▶ [Activity] Copy the data below verbatim, leaving no line out.

▶ [Dataset records]
- Opening Delimiter -

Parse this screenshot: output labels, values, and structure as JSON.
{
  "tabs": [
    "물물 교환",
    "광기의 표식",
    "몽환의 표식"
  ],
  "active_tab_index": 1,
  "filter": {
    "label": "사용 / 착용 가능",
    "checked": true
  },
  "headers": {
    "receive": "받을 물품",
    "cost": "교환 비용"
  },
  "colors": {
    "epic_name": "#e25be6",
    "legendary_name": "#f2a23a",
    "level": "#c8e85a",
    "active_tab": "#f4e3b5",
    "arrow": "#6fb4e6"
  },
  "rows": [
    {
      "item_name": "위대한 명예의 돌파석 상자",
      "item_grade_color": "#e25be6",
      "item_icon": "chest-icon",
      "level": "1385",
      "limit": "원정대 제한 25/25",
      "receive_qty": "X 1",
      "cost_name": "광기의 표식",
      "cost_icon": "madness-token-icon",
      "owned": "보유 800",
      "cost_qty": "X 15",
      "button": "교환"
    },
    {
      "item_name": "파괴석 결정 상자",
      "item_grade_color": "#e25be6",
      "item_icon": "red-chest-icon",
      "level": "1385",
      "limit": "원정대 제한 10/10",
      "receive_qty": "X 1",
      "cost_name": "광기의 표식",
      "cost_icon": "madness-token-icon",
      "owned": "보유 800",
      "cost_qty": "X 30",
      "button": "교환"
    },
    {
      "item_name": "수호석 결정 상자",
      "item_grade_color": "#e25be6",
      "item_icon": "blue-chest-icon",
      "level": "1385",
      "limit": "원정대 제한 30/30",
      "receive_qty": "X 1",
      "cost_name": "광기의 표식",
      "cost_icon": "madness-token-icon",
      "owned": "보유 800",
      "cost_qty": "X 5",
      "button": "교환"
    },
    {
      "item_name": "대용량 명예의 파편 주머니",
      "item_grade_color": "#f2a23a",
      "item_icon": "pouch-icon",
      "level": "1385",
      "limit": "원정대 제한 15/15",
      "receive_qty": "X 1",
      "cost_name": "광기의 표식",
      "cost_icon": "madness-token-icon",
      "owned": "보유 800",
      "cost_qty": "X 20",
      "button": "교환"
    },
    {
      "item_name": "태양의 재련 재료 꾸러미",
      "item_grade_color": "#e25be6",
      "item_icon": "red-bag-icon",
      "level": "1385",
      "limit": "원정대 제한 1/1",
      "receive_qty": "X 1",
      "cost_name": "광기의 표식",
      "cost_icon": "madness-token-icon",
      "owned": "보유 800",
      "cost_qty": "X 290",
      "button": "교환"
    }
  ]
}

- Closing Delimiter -

▶ [Exercise output]
Parse this screenshot: output labels, values, and structure as JSON.
{
  "tabs": [
    "물물 교환",
    "광기의 표식",
    "몽환의 표식"
  ],
  "active_tab_index": 1,
  "filter": {
    "label": "사용 / 착용 가능",
    "checked": true
  },
  "headers": {
    "receive": "받을 물품",
    "cost": "교환 비용"
  },
  "colors": {
    "epic_name": "#e25be6",
    "legendary_name": "#f2a23a",
    "level": "#c8e85a",
    "active_tab": "#f4e3b5",
    "arrow": "#6fb4e6"
  },
  "rows": [
    {
      "item_name": "위대한 명예의 돌파석 상자",
      "item_grade_color": "#e25be6",
      "item_icon": "chest-icon",
      "level": "1385",
      "limit": "원정대 제한 25/25",
      "receive_qty": "X 1",
      "cost_name": "광기의 표식",
      "cost_icon": "madness-token-icon",
      "owned": "보유 800",
      "cost_qty": "X 15",
      "button": "교환"
    },
    {
      "item_name": "파괴석 결정 상자",
      "item_grade_color": "#e25be6",
      "item_icon": "red-chest-icon",
      "level": "1385",
      "limit": "원정대 제한 10/10",
      "receive_qty": "X 1",
      "cost_name": "광기의 표식",
      "cost_icon": "madness-token-icon",
      "owned": "보유 800",
      "cost_qty": "X 30",
      "button": "교환"
    },
    {
      "item_name": "수호석 결정 상자",
      "item_grade_color": "#e25be6",
      "item_icon": "blue-chest-icon",
      "level": "1385",
      "limit": "원정대 제한 30/30",
      "receive_qty": "X 1",
      "cost_name": "광기의 표식",
      "cost_icon": "madness-token-icon",
      "owned": "보유 800",
      "cost_qty": "X 5",
      "button": "교환"
    },
    {
      "item_name": "대용량 명예의 파편 주머니",
      "item_grade_color": "#f2a23a",
      "item_icon": "pouch-icon",
      "level": "1385",
      "limit": "원정대 제한 15/15",
      "receive_qty": "X 1",
      "cost_name": "광기의 표식",
      "cost_icon": "madness-token-icon",
      "owned": "보유 800",
      "cost_qty": "X 20",
      "button": "교환"
    },
    {
      "item_name": "태양의 재련 재료 꾸러미",
      "item_grade_color": "#e25be6",
      "item_icon": "red-bag-icon",
      "level": "1385",
      "limit": "원정대 제한 1/1",
      "receive_qty": "X 1",
      "cost_name": "광기의 표식",
      "cost_icon": "madness-token-icon",
      "owned": "보유 800",
      "cost_qty": "X 290",
      "button": "교환"
    }
  ]
}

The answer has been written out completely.